Albion in the Community is looking to recruit new players to join its disability-specific football teams for the 2018/19 season.
The charity currently runs four teams that play as Brighton & Hove Albion: Brighton & Hove Albion Amputee FC (BHAAFC); Brighton & Hove Albion Cerebral Palsy FC (BHACPFC); Brighton & Hove Albion Deaf FC (BHADFC); and Brighton & Hove Albion Powerchair FC (BHAPFC).
All four sides compete in national leagues and cup competitions and BHAPFC also have a development squad that play in the South East Powerchair League – a competition they have won for each of the last three seasons.
BHACPFC, BHADFC and BHAAFC train weekly at the American Express Elite Football Performance Centre, where they also play their home matches.
BHAPFC train on an indoor powerchair court in Littlehampton and play their Muscular Dystrophy UK Premiership fixtures in Nottingham and regional games at venues across the south east, with powerchair fixtures taking place over a number of weekends throughout the season.
According to Paul Brackley, AITC’s disability manager, the four teams represent a great chance for local players with a disability to play football at a competitive level.
He said, “As a charity we now run more than 30 regular football sessions for people with a disability, which are attended by around 300 people each fortnight. Many of these offer a fantastic entry to the sport and give people the chance to enjoy playing football, meet new friends and develop their skills in a safe, structured and fun environment.
“It is important, however, that as well as providing people with the benefits of playing social, grassroots-level football, we also give people the opportunity to progress within the sport.
“Each of our disability-specific teams play at a national level of competition and in the last year we have seen a number of our players receive call-ups to national teams, which is something everyone at AITC is incredibly proud of.
“We would now love to give more people with a disability the chance to play competitively and be part of one of our teams.
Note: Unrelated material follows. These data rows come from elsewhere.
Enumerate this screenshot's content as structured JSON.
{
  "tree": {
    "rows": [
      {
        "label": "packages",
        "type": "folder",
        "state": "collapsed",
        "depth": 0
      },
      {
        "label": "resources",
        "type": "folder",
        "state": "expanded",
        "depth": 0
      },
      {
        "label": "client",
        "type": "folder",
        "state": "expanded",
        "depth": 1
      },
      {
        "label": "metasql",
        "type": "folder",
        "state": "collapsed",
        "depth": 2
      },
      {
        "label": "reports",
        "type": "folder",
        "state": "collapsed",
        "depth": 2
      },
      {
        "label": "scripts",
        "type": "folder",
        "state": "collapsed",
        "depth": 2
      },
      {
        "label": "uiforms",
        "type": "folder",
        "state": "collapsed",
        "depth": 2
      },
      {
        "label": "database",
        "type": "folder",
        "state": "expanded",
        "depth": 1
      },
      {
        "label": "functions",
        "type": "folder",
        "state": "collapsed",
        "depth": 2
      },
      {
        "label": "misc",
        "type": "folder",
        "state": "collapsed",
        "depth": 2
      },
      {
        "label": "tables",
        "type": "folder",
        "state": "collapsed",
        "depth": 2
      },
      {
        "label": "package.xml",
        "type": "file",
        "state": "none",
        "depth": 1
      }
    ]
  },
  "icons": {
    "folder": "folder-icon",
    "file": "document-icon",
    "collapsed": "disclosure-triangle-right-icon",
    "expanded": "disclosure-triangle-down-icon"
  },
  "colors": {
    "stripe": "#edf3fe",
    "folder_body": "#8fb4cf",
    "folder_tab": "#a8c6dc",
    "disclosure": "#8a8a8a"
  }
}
“It doesn’t matter if they have never played before – our sessions were the first time many of our players had tried football.
“If you have a disability and would like to give football a go, get in touch and we’ll help identify the most-suitable session for you.”
Each of the disability-specific teams play in adult competitions, meaning the lower age-limit for players is 16. However, AITC does also have a growing number of disability-specific sessions that are aimed at junior players.
For more information on how to get involved in either the national league sides or any of AITC’s sessions for people with a disability, email: email@example.com.